having the right mentor or training companions is vital. Mentors are veteran runners with the experience to guide and instruct. Runners For Life plays an important guiding role for new runners. Santhosh of Runner’s High (runnershigh.in) has motivated runners like Chandra Gopalan. Sunil Chainani is always there to help. Dr Rajat Chauhan (Back 2 Fitness) assists with medical advice and motivation. Globeracers, a
Delhi-based group, organises and motivates.
Chandra Gopalan|57 Director, Contours India gyms
One of the few women in the ultra running community today, Gopalan was sporty in school. But after her marriage and children, her sportiness dwindled to occasional morning walks, until she moved to Bengaluru, ultimately starting her own franchise of women’s gyms across the city. “I’d occasionally run in Ulsoor which I enjoyed,” she says. On her runs, she encountered marathoners who became her friends. In 2004, on a whim, she entered her first Bengaluru half marathon – with no training. “It was a cakewalk,” she says. Gopalan realised how tough running was when she ran her first full marathon in Mumbai, 2007. “I then decided to train.” By 2008 she was averaging four marathons a year. Her first 100-km came in 2013. “Then, my trainer pushed me to try a 24-hour run. By now I’d realised that Ultra running was so much more enjoyable than marathons. Now I juggle multiple night runs, work and family but I am supremely happy. Training has made me a stronger, calmer and better person.”

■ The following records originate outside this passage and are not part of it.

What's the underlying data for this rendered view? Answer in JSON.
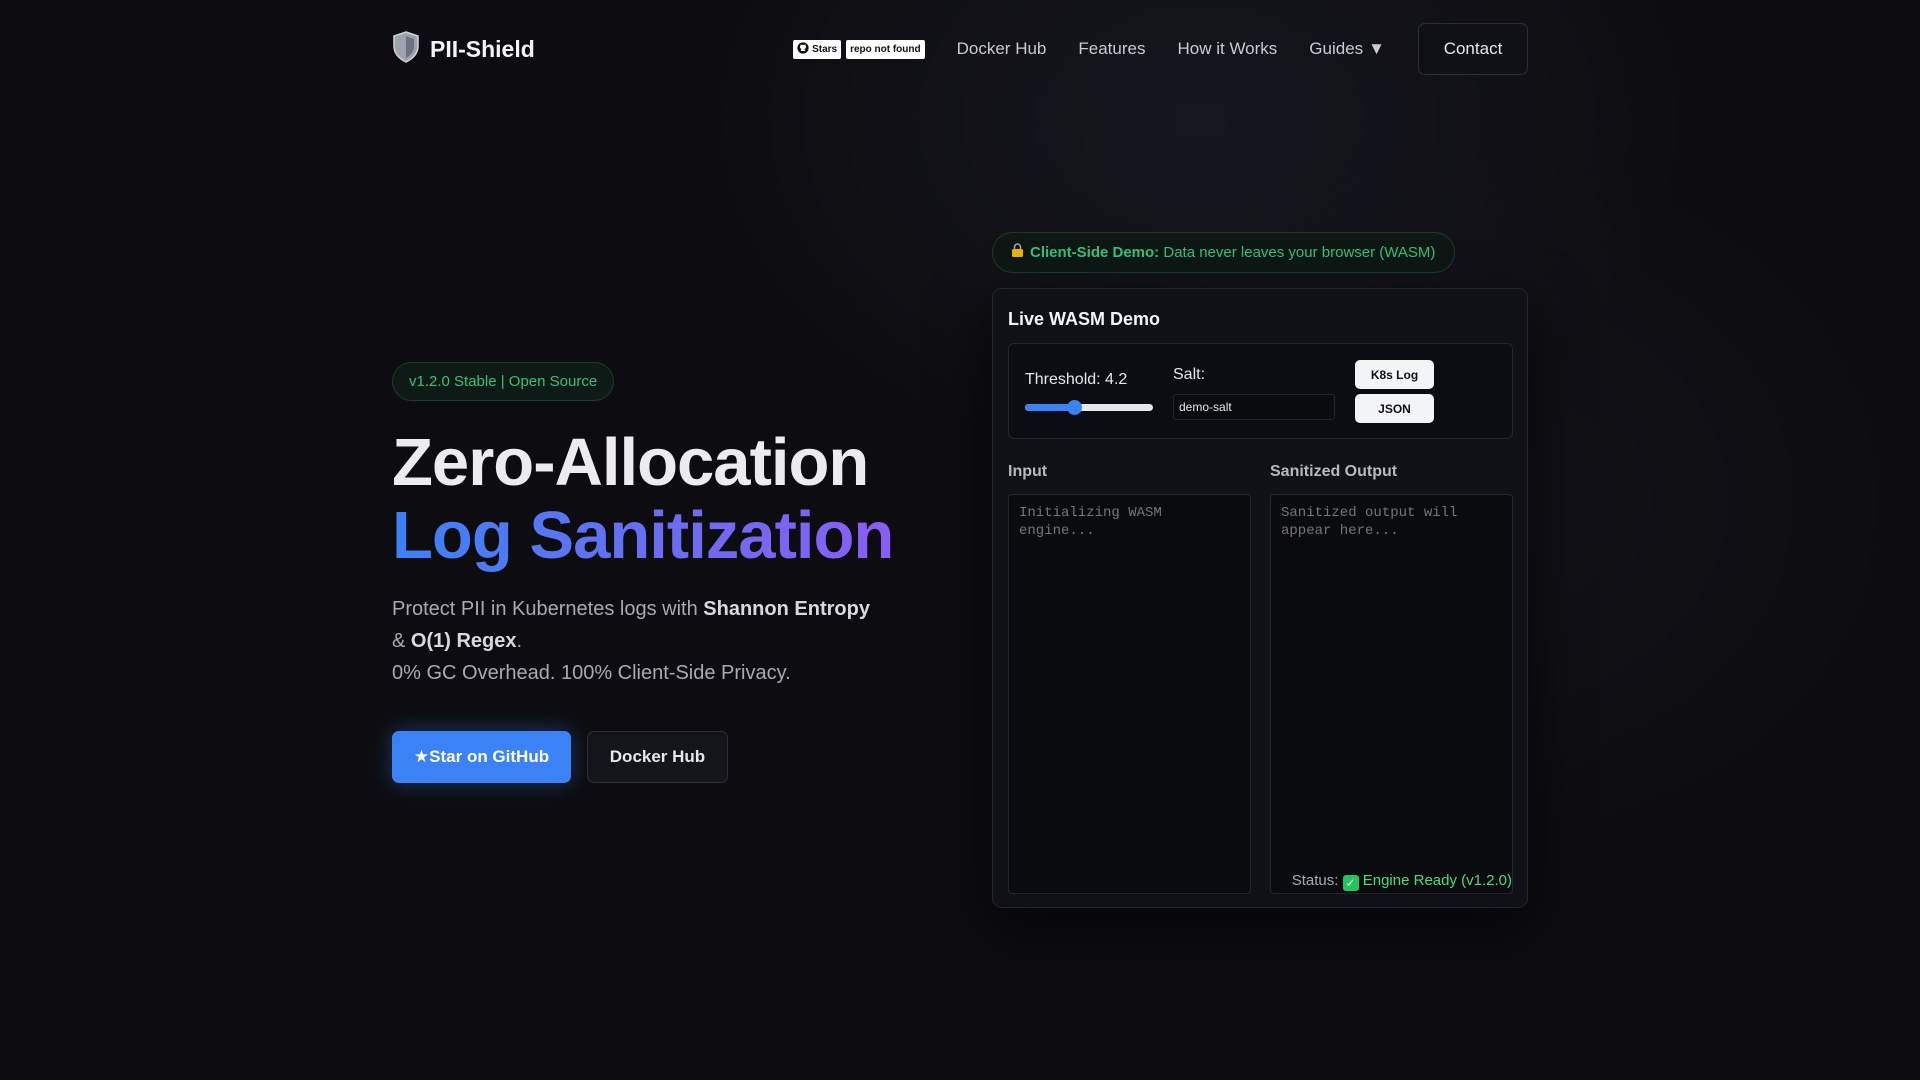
{
  "brand": {
    "name": "PII-Shield",
    "logo_icon": "shield-icon"
  },
  "nav": {
    "stars_badge": "Stars",
    "repo_badge": "repo not found",
    "links": [
      "Docker Hub",
      "Features",
      "How it Works"
    ],
    "guides_label": "Guides",
    "guides_caret": "▼",
    "contact_label": "Contact"
  },
  "hero": {
    "version_badge": "v1.2.0 Stable | Open Source",
    "title_line1": "Zero-Allocation",
    "title_line2": "Log Sanitization",
    "desc_prefix": "Protect PII in Kubernetes logs with ",
    "desc_bold1": "Shannon Entropy",
    "desc_amp": " & ",
    "desc_bold2": "O(1) Regex",
    "desc_period": ".",
    "desc_line3": "0% GC Overhead. 100% Client-Side Privacy.",
    "cta_star": "★Star on GitHub",
    "cta_docker": "Docker Hub"
  },
  "demo": {
    "client_pill_bold": "Client-Side Demo:",
    "client_pill_text": " Data never leaves your browser (WASM)",
    "title": "Live WASM Demo",
    "threshold_label": "Threshold: 4.2",
    "threshold_fraction": 0.38,
    "salt_label": "Salt:",
    "salt_value": "demo-salt",
    "btn_k8s": "K8s Log",
    "btn_json": "JSON",
    "input_label": "Input",
    "input_placeholder": "Initializing WASM engine...",
    "output_label": "Sanitized Output",
    "output_placeholder": "Sanitized output will appear here...",
    "status_prefix": "Status: ",
    "status_check": "✓",
    "status_value": " Engine Ready (v1.2.0)"
  },
  "colors": {
    "accent": "#3b82f6",
    "green": "#34c27a",
    "background": "#0d0d11"
  }
}
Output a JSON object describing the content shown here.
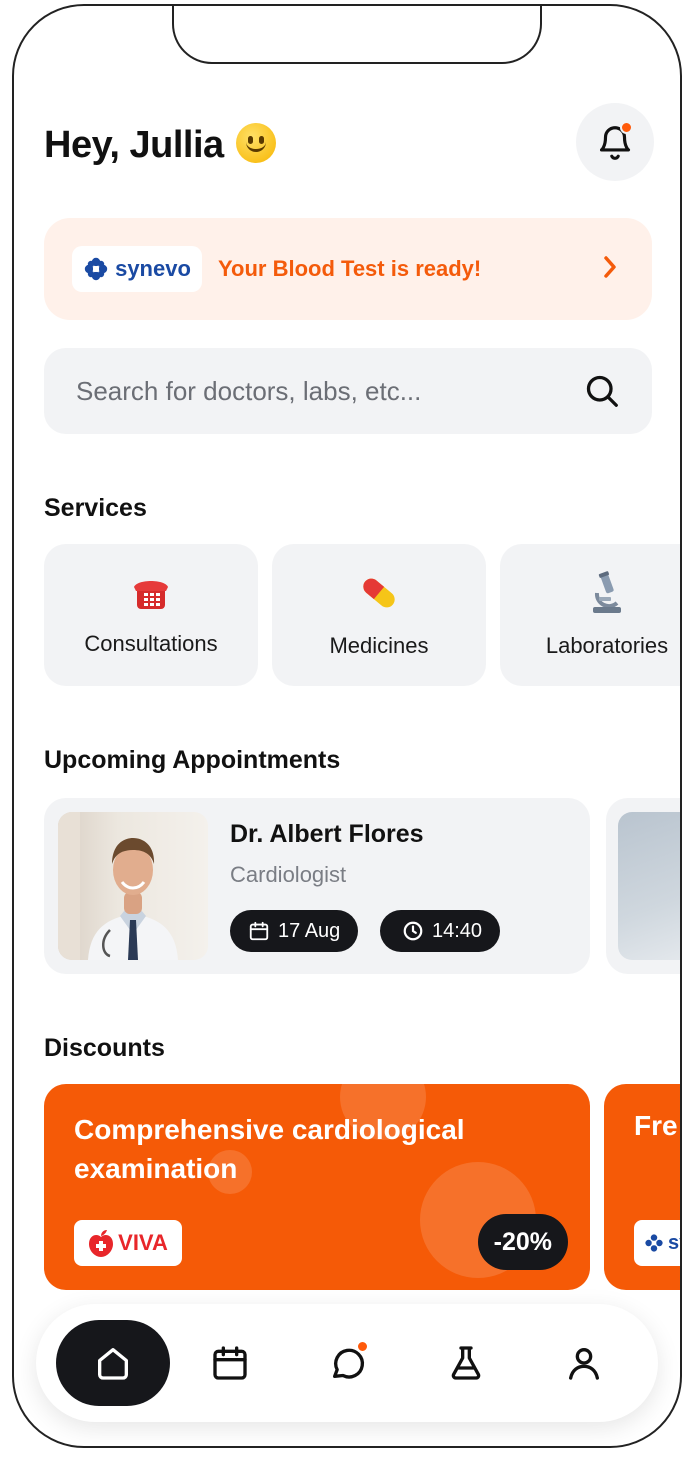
{
  "header": {
    "greeting": "Hey, Jullia",
    "emoji": "slightly-smiling-face"
  },
  "notifications": {
    "icon": "bell-icon",
    "has_unread": true
  },
  "banner": {
    "partner_logo_text": "synevo",
    "message": "Your Blood Test is ready!",
    "accent_color": "#f45b0b",
    "background_color": "#fff1ea"
  },
  "search": {
    "placeholder": "Search for doctors, labs, etc..."
  },
  "services": {
    "title": "Services",
    "items": [
      {
        "label": "Consultations",
        "icon": "telephone-icon"
      },
      {
        "label": "Medicines",
        "icon": "pill-icon"
      },
      {
        "label": "Laboratories",
        "icon": "microscope-icon"
      }
    ]
  },
  "appointments": {
    "title": "Upcoming Appointments",
    "items": [
      {
        "doctor": "Dr. Albert Flores",
        "specialty": "Cardiologist",
        "date": "17 Aug",
        "time": "14:40"
      }
    ]
  },
  "discounts": {
    "title": "Discounts",
    "items": [
      {
        "title": "Comprehensive cardiological examination",
        "partner_logo_text": "VIVA",
        "discount": "-20%"
      },
      {
        "title": "Fre",
        "partner_logo_text": "sy"
      }
    ],
    "card_color": "#f55a07"
  },
  "tabbar": {
    "items": [
      {
        "name": "home",
        "icon": "home-icon",
        "active": true
      },
      {
        "name": "calendar",
        "icon": "calendar-icon",
        "active": false
      },
      {
        "name": "chat",
        "icon": "chat-icon",
        "active": false,
        "has_badge": true
      },
      {
        "name": "lab",
        "icon": "flask-icon",
        "active": false
      },
      {
        "name": "profile",
        "icon": "user-icon",
        "active": false
      }
    ]
  }
}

Navin Thangaiah | 41, Co-founder of Tribyte, an interactive learning platform
An IIT/IIM graduate, Thangaiah took the corporate route in his early career before creating his own startup. A sports enthusiast in college, he tried out every sport except running. “In IIT, even 7-km was considered long distance!” he smiles.
Dabbling in the occasional half-marathon and hash runs, Thangaiah was drawn towards Ultra running while pacing his friend Jaggi, a veteran runner. “I was in good shape,” says Thangaiah. When Jaggi started training for the Bangalore Ultra 2009, Navin decided to join him. “I remember Honda-san, a Japanese runner going for 100-km like a Duracell bunny. I decided I must finish 75-km before Honda-san completed his 100-km, and I did – in 10.21 hours, five minutes ahead! I was so happy that I started running regularly.” In 2012, he finished his first 100-km competitive run at the Bangalore Ultra in 13 hours and 45 minutes.
Thangaiah ranks his 168-km run from Rishikesh to Uttarkashi as his toughest. “I ran 168-km out of 217-km, at 9,000 feet over undulating hills. I had a super-powered crew tracking me, but I got cramps after a break. My knees hurt, I couldn’t feel my ankles and so I ultimately had to drop out.”
His next goal is the Ultra Trail du Mont Blanc, a self-supportive run through France, Italy and Switzerland. “I am accruing points to get an entry – they take just 2,300 people every year,” he says enthusiastically.
You don’t give up on life after a setback. You get help,
push through — Dharmendra Kumar
Dharma, as he’s known, is an engineer who gave up a 9-to-5 job to start his sports management company. In 2009, he decided to try the 10K run. “It was a struggle to finish,” he recalls, “I’ve always been sporty, but running uses totally different muscles.” Loving the atmosphere of the big run, he entered the 2012 Bangalore Ultra. Kumar covered the 24- hour run in the 2013 Bangalore Ultra in 151-km and the following year at the 2014 Bangalore Ultra delivered his career-best 24-hour run at 165-km. He placed second both times. “I see Ultra running as an analogy for life,” he says, “You don’t give up on life after a setback. You get help, push through.”